NEITHER Kevin Rudd nor Tony Abbott will talk of armed intervention in the Syrian crisis, but Australian officers are already working with US allies on a plan if one is needed.
No such plans are being made in Canberra, but concerns are growing in the wake of chemical weapons claims and strong words from the Prime Minister.
Asked on Channel 10’s The Project whether he supported Australian intervention in the country in the wake of reports up to 1300 were killed in a chemical massacre, the PM would not go that far, but left the door open. Continue reading
Two years ago, Barack Obama reportedly left Benjamin Netanyahu to kick his heels in a White House anteroom, a snub delivered to show the president’s irritation over Israel’s settlement policy in the West Bank. In May, the Israeli prime minister struck back, publicly scolding his purse-lipped host for the borders he proposed of a future Palestinian state.

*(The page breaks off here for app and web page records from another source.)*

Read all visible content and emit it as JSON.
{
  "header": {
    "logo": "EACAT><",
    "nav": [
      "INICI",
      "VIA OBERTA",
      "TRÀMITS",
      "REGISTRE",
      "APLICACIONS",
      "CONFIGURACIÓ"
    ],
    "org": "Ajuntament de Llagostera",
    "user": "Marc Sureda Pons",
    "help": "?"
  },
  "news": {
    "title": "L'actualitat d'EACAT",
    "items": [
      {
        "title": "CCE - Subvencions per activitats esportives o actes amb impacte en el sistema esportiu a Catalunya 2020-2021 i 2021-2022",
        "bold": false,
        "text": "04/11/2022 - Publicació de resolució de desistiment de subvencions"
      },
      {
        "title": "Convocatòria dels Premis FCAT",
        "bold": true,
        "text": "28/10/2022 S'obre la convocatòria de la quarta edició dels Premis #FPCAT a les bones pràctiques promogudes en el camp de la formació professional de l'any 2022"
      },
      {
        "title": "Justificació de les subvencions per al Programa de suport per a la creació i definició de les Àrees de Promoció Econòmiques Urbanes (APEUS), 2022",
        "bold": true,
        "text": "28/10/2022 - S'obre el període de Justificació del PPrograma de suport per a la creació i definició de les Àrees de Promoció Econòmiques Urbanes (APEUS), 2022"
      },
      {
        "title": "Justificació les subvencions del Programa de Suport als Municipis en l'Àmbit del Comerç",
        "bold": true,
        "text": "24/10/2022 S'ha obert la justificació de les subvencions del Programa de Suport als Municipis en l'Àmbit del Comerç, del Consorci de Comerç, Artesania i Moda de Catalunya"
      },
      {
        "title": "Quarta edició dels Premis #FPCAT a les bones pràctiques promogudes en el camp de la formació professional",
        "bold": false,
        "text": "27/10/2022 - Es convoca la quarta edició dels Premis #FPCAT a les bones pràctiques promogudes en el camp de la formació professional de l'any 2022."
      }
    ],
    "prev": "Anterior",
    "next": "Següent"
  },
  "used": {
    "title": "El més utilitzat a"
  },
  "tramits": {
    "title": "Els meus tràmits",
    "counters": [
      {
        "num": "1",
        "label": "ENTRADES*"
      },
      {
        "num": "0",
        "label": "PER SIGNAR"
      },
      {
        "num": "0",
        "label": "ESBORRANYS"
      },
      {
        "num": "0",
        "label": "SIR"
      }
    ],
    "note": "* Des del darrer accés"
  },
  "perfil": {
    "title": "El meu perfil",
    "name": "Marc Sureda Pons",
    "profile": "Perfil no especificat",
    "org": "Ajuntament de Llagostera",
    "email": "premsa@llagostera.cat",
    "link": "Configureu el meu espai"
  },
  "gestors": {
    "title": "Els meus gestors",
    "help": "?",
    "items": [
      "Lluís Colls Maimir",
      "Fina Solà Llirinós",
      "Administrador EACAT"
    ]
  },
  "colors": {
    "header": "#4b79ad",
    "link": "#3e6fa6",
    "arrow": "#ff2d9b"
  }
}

When the two men meet in Washington on Monday, Mr Obama will find his guest once more at his most combative. But this time, perhaps as never before, it is the Israeli who has the upper hand.
Exuding confidence, Mr Netanyahu effectively brings with him an ultimatum, demanding that unless the president makes a firm pledge to use US military force to prevent Iran acquiring a nuclear bomb, Israel may well take matters into its own hands within months.
The threat is not an idle one. According to sources close to the Israeli security establishment, military planners have concluded that never before has the timing for a unilateral military strike against Iran’s nuclear facilities been so auspicious.
Full article: Israel delivers ultimatum to Barack Obama on Iran’s nuclear plans (The Telegraph)
Lowest level of strategic review would leave Pentagon with fewer warheads than China
President Obama has ordered the Pentagon to consider cutting U.S. strategic nuclear forces to as low as 300 deployed warheads—below the number believed to be in China’s arsenal and far fewer than current Russian strategic warhead stocks.
Pentagon and military planners were asked to develop three force levels for the U.S. arsenal of deployed strategic nuclear warheads: a force of 1,100 to 1,000 warheads; a second scenario of between 700 and 800 warheads; and the lowest level of between 300 and 400 warheads.
Full article: Nuking our Nukes (Washington Free Beacon)